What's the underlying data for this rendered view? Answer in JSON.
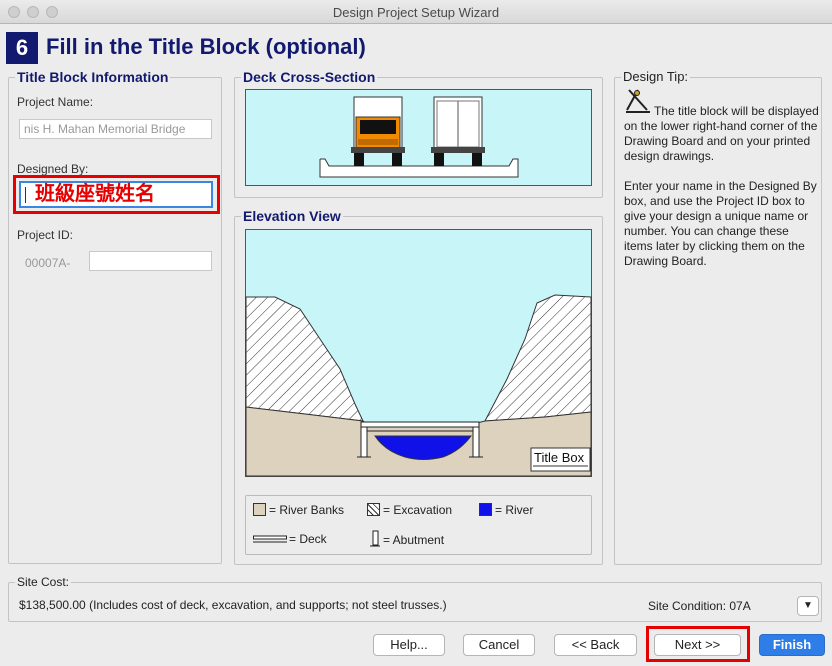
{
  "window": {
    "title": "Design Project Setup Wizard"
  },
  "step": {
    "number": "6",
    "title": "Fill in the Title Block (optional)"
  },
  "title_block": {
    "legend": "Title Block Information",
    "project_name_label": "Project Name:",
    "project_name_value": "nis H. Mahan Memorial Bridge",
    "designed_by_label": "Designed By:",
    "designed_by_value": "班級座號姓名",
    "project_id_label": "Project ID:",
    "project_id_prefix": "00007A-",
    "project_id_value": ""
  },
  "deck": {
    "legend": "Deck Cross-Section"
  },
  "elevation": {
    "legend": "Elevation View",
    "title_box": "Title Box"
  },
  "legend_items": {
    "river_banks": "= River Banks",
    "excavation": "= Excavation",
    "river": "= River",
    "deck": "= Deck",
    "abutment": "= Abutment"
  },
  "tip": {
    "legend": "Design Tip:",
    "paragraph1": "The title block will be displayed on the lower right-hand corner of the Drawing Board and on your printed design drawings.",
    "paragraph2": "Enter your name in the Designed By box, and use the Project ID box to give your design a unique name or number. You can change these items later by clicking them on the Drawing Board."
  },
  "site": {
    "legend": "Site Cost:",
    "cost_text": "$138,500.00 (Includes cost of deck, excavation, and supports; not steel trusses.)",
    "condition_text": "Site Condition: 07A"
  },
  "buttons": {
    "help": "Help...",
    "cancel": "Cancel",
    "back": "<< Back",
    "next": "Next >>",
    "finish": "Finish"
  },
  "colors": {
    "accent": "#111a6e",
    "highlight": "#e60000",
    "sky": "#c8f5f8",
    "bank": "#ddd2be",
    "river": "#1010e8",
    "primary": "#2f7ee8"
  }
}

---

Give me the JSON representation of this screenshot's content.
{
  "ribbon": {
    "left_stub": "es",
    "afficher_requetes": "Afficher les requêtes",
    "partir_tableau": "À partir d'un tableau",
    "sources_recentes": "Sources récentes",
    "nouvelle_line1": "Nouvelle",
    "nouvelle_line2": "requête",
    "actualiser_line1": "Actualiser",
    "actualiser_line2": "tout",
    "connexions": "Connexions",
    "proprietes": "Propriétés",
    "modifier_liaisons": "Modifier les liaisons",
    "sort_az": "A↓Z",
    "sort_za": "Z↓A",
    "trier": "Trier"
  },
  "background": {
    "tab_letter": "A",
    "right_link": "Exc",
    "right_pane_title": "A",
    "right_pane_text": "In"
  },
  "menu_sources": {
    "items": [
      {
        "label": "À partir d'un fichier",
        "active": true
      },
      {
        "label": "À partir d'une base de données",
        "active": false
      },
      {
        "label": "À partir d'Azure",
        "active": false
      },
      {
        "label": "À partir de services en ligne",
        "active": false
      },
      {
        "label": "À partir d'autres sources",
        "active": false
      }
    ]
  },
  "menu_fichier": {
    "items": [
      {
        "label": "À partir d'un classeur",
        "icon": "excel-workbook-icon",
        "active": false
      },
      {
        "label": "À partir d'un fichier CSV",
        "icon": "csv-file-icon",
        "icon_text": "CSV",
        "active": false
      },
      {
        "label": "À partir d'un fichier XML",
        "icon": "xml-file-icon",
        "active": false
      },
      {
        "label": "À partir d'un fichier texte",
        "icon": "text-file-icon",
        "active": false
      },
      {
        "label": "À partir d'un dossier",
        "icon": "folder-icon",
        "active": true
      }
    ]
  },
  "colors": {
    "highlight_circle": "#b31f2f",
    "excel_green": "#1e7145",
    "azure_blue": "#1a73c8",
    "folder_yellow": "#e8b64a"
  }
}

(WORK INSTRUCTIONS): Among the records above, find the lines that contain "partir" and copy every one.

(ANSWER TO THIS TASK):
    "partir_tableau": "À partir d'un tableau",
        "label": "À partir d'un fichier",
        "label": "À partir d'une base de données",
        "label": "À partir d'Azure",
        "label": "À partir de services en ligne",
        "label": "À partir d'autres sources",
        "label": "À partir d'un classeur",
        "label": "À partir d'un fichier CSV",
        "label": "À partir d'un fichier XML",
        "label": "À partir d'un fichier texte",
        "label": "À partir d'un dossier",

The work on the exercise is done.